_YOUR ASSIGNMENT:_ In the entries that follow, count each line containing "Jyothi" and state the total, nothing more.

*** RECORDS FOR THE EXERCISE Section Begins ***

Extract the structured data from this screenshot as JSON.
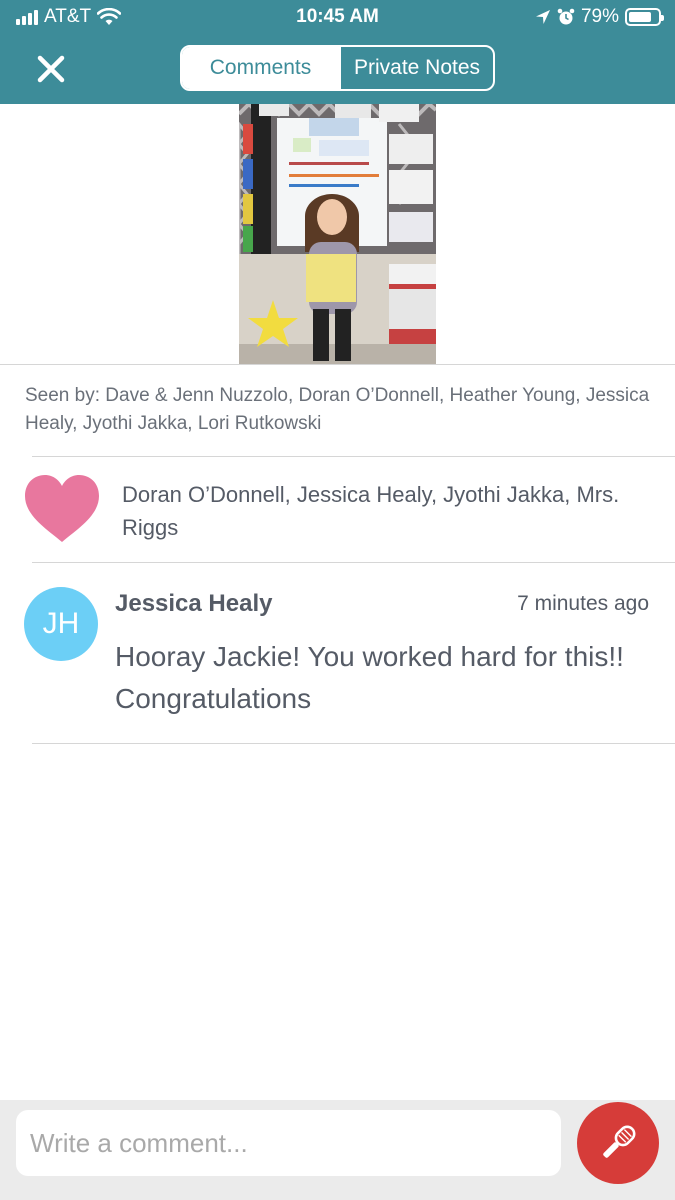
{
  "status_bar": {
    "carrier": "AT&T",
    "time": "10:45 AM",
    "battery": "79%",
    "battery_level": 0.79,
    "icons": [
      "signal-icon",
      "wifi-icon",
      "location-icon",
      "alarm-icon",
      "battery-icon"
    ]
  },
  "header": {
    "close_icon": "close-icon",
    "tabs": [
      {
        "label": "Comments",
        "active": true
      },
      {
        "label": "Private Notes",
        "active": false
      }
    ],
    "color": "#3d8c99"
  },
  "seen_by": "Seen by: Dave & Jenn Nuzzolo, Doran O’Donnell, Heather Young, Jessica Healy, Jyothi Jakka, Lori Rutkowski",
  "likes": {
    "icon": "heart-icon",
    "color": "#e8779e",
    "names": "Doran O’Donnell, Jessica Healy, Jyothi Jakka, Mrs. Riggs"
  },
  "comments": [
    {
      "initials": "JH",
      "author": "Jessica Healy",
      "time": "7 minutes ago",
      "text": "Hooray Jackie!  You worked hard for this!!  Congratulations",
      "avatar_color": "#6ccff6"
    }
  ],
  "composer": {
    "placeholder": "Write a comment...",
    "mic_icon": "microphone-icon",
    "mic_color": "#d63c39"
  }
}
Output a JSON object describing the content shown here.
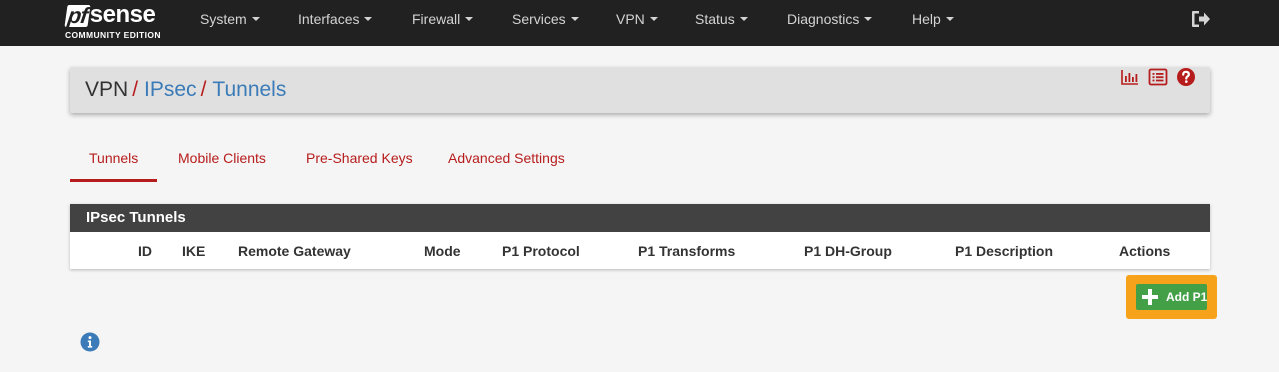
{
  "brand": {
    "logo_pf": "pf",
    "logo_sense": "sense",
    "edition": "COMMUNITY EDITION"
  },
  "nav": {
    "items": [
      {
        "label": "System"
      },
      {
        "label": "Interfaces"
      },
      {
        "label": "Firewall"
      },
      {
        "label": "Services"
      },
      {
        "label": "VPN"
      },
      {
        "label": "Status"
      },
      {
        "label": "Diagnostics"
      },
      {
        "label": "Help"
      }
    ],
    "logout_icon": "logout-icon"
  },
  "breadcrumb": {
    "root": "VPN",
    "level1": "IPsec",
    "level2": "Tunnels",
    "separator": "/",
    "icons": [
      "chart-icon",
      "list-icon",
      "help-icon"
    ]
  },
  "tabs": [
    {
      "label": "Tunnels",
      "active": true
    },
    {
      "label": "Mobile Clients",
      "active": false
    },
    {
      "label": "Pre-Shared Keys",
      "active": false
    },
    {
      "label": "Advanced Settings",
      "active": false
    }
  ],
  "table": {
    "title": "IPsec Tunnels",
    "columns": [
      "ID",
      "IKE",
      "Remote Gateway",
      "Mode",
      "P1 Protocol",
      "P1 Transforms",
      "P1 DH-Group",
      "P1 Description",
      "Actions"
    ],
    "rows": []
  },
  "actions": {
    "add_p1_label": "Add P1"
  },
  "colors": {
    "navbar": "#212121",
    "accent_red": "#b71c1c",
    "link_blue": "#3a7bb8",
    "button_green": "#43a047",
    "highlight_orange": "#f7a21b",
    "panel_header": "#424242"
  }
}
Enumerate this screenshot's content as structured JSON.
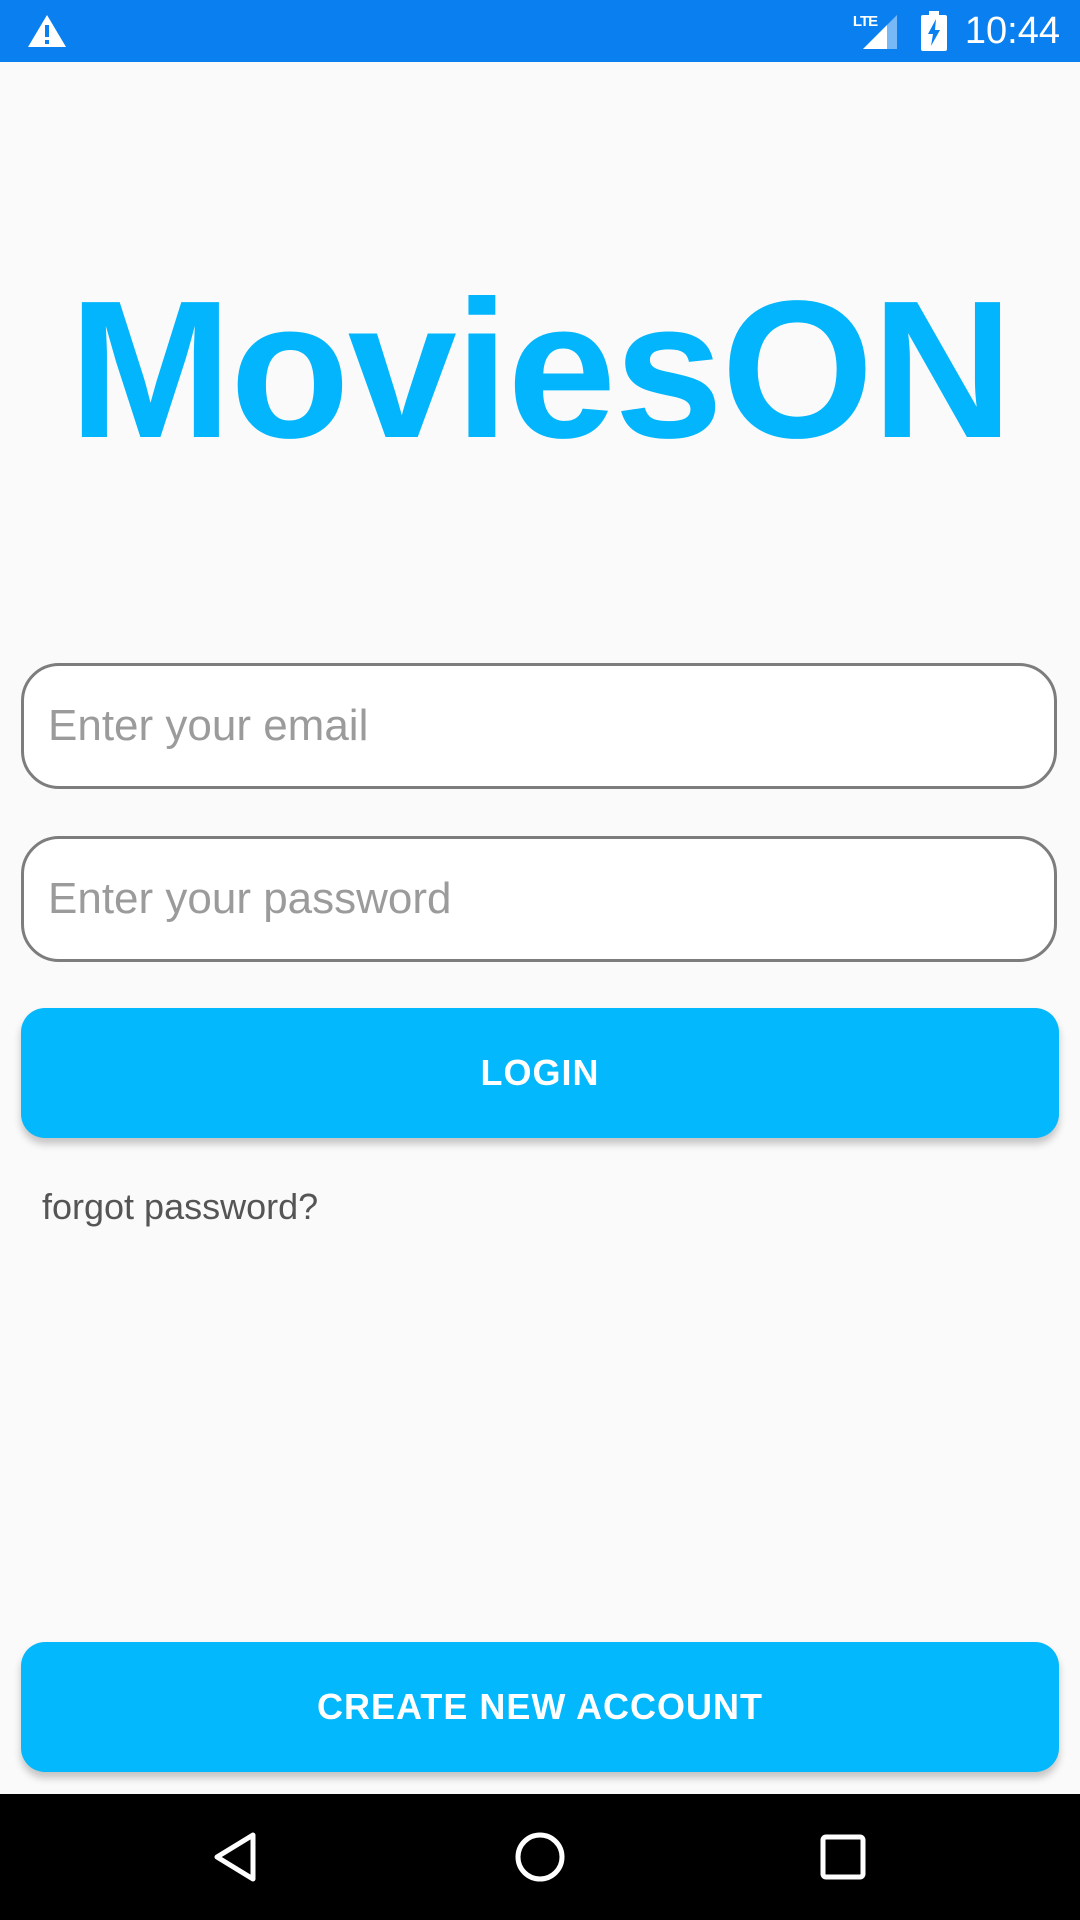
{
  "status_bar": {
    "time": "10:44",
    "network": "LTE",
    "icons": [
      "warning-icon",
      "lte-signal-icon",
      "battery-charging-icon"
    ],
    "color": "#0a7ff0"
  },
  "app": {
    "title": "MoviesON",
    "accent_color": "#03b5fc"
  },
  "login_form": {
    "email_placeholder": "Enter your email",
    "email_value": "",
    "password_placeholder": "Enter your password",
    "password_value": "",
    "login_label": "LOGIN",
    "forgot_label": "forgot password?"
  },
  "footer": {
    "create_account_label": "CREATE NEW ACCOUNT"
  },
  "nav_bar": {
    "icons": [
      "back-icon",
      "home-icon",
      "recents-icon"
    ]
  }
}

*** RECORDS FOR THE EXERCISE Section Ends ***

_EXERCISE RESPONSE:_ 2